Logged

   Friendship is born at that moment when one person says to another: What! You too? ~CS Lewis
beatricex
*****
Offline Offline

What is your sexual orientation: Straight
Who in your life has "personality" issues: Other
Relationship status: Married
Posts: 513


« Reply #9 on: November 27, 2022, 06:57:08 AM »

hi pursuingjoy,
Thank you for making me feel less alone.  How's your day going?  Anymore drama with the girls?

What did your husband say?  If he's like mine, he doesn't really get the 'girl drama' anyway.  pretty sure he chalks it up to "female hormones" ha! 

I did have to drag my husband into Family Connections.  Not exactly therapy to learn how to be a better parent, but close.  Luckily, he humors me.

 Virtual hug (click to insert in post)
b
Logged
pursuingJoy
Ambassador
********
Offline Offline

Gender: Female
What is your sexual orientation: Straight
Who in your life has "personality" issues: Inlaw
Posts: 1383



« Reply #10 on: November 28, 2022, 10:19:39 AM »

What did your husband say?  If he's like mine, he doesn't really get the 'girl drama' anyway.  pretty sure he chalks it up to "female hormones" ha! 

Right?! It makes me thankful for the men here that post and process. Many of the men I've known assume emotions are a female thing, but I believe they deserve the same support and permission to struggle and show emotion. The more I've felt my own emotions, the more I understand other people's.

I got a text last night from my youngest saying she is cutting me off again because we violated her sisters' boundaries when H texted his apology to the oldest, and when I texted "happy thanksgiving" to BPD daughter. It came as a surprise because a few hours earlier, and for weeks before, we were exchanging light-hearted messages about Christmas ornaments and other things. I won't respond for now. The things I'm thinking won't help matters at all. The BPD sister is running the show and until they get space from her, they won't have individual opinions.

I feel incredibly gun-shy now, even with the oldest. If a mere 'happy thanksgiving' text to their sister can cause them to cut me off, it's clear that they were never ready to communicate.

You asked how H took it? For better or worse, I didn't read the oldest kid's text to H, just shared the gist of it. He apologized to me and said he never meant to cause more harm or issues. He'd heard something on the radio that compelled him to reach out, and he felt led to do so. We agree that we didn't do anything wrong and that it was our responsibility to respect boundaries now that they had been clarified.

Today and tomorrow will be difficult. I keep repeating that life is too beautiful to waste and enjoy.
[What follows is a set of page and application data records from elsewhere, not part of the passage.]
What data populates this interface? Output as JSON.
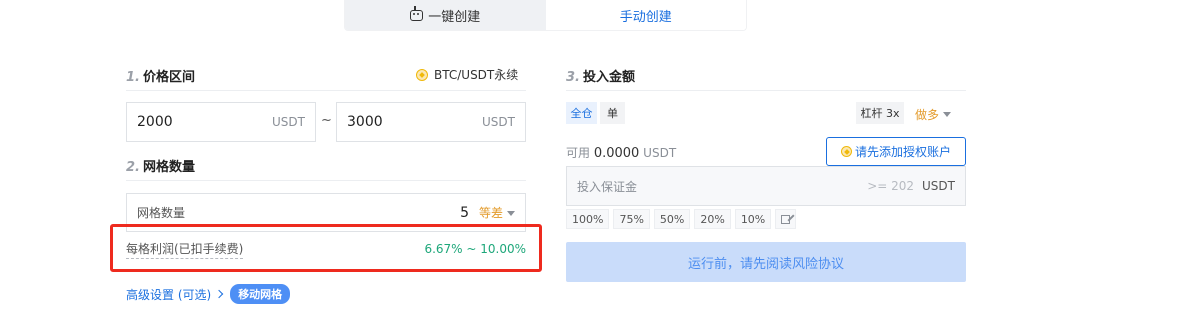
{
  "tabs": {
    "auto_label": "一键创建",
    "manual_label": "手动创建"
  },
  "price_range": {
    "num": "1.",
    "title": "价格区间",
    "pair": "BTC/USDT永续",
    "low": "2000",
    "high": "3000",
    "unit": "USDT",
    "separator": "~"
  },
  "grid_count": {
    "num": "2.",
    "title": "网格数量",
    "label": "网格数量",
    "value": "5",
    "mode": "等差"
  },
  "profit": {
    "label": "每格利润(已扣手续费)",
    "value": "6.67% ~ 10.00%"
  },
  "advanced": {
    "label": "高级设置 (可选)",
    "badge": "移动网格"
  },
  "invest": {
    "num": "3.",
    "title": "投入金额",
    "cross_label": "全仓",
    "isolated_label": "单",
    "leverage_label": "杠杆 3x",
    "direction_label": "做多",
    "available_label": "可用",
    "available_amount": "0.0000",
    "available_unit": "USDT",
    "auth_button": "请先添加授权账户",
    "input_placeholder": "投入保证金",
    "min_hint": ">= 202",
    "unit": "USDT",
    "percents": [
      "100%",
      "75%",
      "50%",
      "20%",
      "10%"
    ],
    "run_button": "运行前，请先阅读风险协议"
  },
  "colors": {
    "accent": "#1a6fdf",
    "highlight": "#ee2a1e",
    "profit": "#1ea77a",
    "mode": "#e39b2b"
  },
  "icons": [
    "robot-icon",
    "coin-icon",
    "chevron-down-icon",
    "chevron-right-icon",
    "edit-icon"
  ]
}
I have so much to be thankful for and people that love and appreciate me. So thankful for you all here and the support you offer!

pj
Logged

   Friendship is born at that moment when one person says to another: What! You too? ~CS Lewis
Our objective is to better understand the struggles our child faces and to learn the skills to improve our relationship and provide a supportive environment and also improve on our own emotional responses, attitudes and effectiveness as a family leaders
Pages: [1]   Go Up
  Print  
 
Jump to:  

Our 2022 Financial Sponsors
We are all appreciative of the members who provide the funding to keep BPDFamily on the air.
Goldcrest
Lemon Squeezy
Mommydoc
SamwizeGamgee
Skip



Powered by MySQL Powered by PHP Powered by SMF 1.1.21 | SMF © 2006-2020, Simple Machines Valid XHTML 1.0! Valid CSS!